_Web page and app entries:_
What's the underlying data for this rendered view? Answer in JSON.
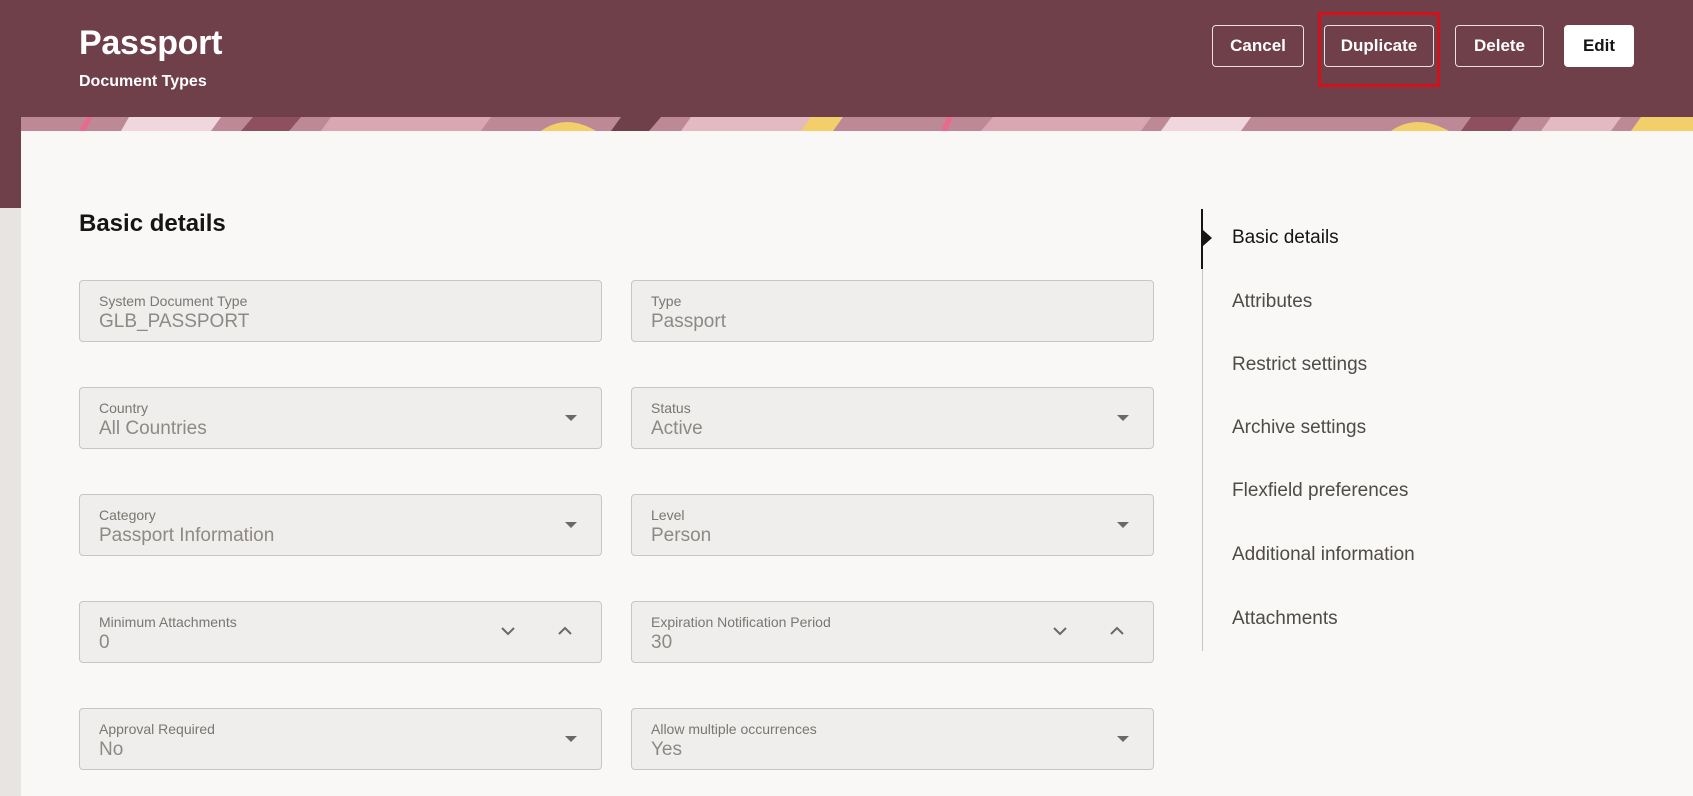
{
  "header": {
    "title": "Passport",
    "subtitle": "Document Types",
    "buttons": {
      "cancel": "Cancel",
      "duplicate": "Duplicate",
      "delete": "Delete",
      "edit": "Edit"
    }
  },
  "colors": {
    "header_bg": "#6f3f4a",
    "highlight": "#d1121c",
    "banner_pink": "#e86a8c",
    "banner_yellow": "#f2cf6a"
  },
  "section": {
    "title": "Basic details"
  },
  "fields": {
    "system_document_type": {
      "label": "System Document Type",
      "value": "GLB_PASSPORT"
    },
    "type": {
      "label": "Type",
      "value": "Passport"
    },
    "country": {
      "label": "Country",
      "value": "All Countries"
    },
    "status": {
      "label": "Status",
      "value": "Active"
    },
    "category": {
      "label": "Category",
      "value": "Passport Information"
    },
    "level": {
      "label": "Level",
      "value": "Person"
    },
    "minimum_attachments": {
      "label": "Minimum Attachments",
      "value": "0"
    },
    "expiration_notification_period": {
      "label": "Expiration Notification Period",
      "value": "30"
    },
    "approval_required": {
      "label": "Approval Required",
      "value": "No"
    },
    "allow_multiple_occurrences": {
      "label": "Allow multiple occurrences",
      "value": "Yes"
    }
  },
  "nav": {
    "items": [
      {
        "label": "Basic details",
        "active": true
      },
      {
        "label": "Attributes"
      },
      {
        "label": "Restrict settings"
      },
      {
        "label": "Archive settings"
      },
      {
        "label": "Flexfield preferences"
      },
      {
        "label": "Additional information"
      },
      {
        "label": "Attachments"
      }
    ]
  },
  "icons": {
    "dropdown": "caret-down-icon",
    "decrement": "chevron-down-icon",
    "increment": "chevron-up-icon",
    "nav_indicator": "triangle-right-icon"
  }
}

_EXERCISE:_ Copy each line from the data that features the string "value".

_TASK OUTPUT:_
      "value": "GLB_PASSPORT"
      "value": "Passport"
      "value": "All Countries"
      "value": "Active"
      "value": "Passport Information"
      "value": "Person"
      "value": "0"
      "value": "30"
      "value": "No"
      "value": "Yes"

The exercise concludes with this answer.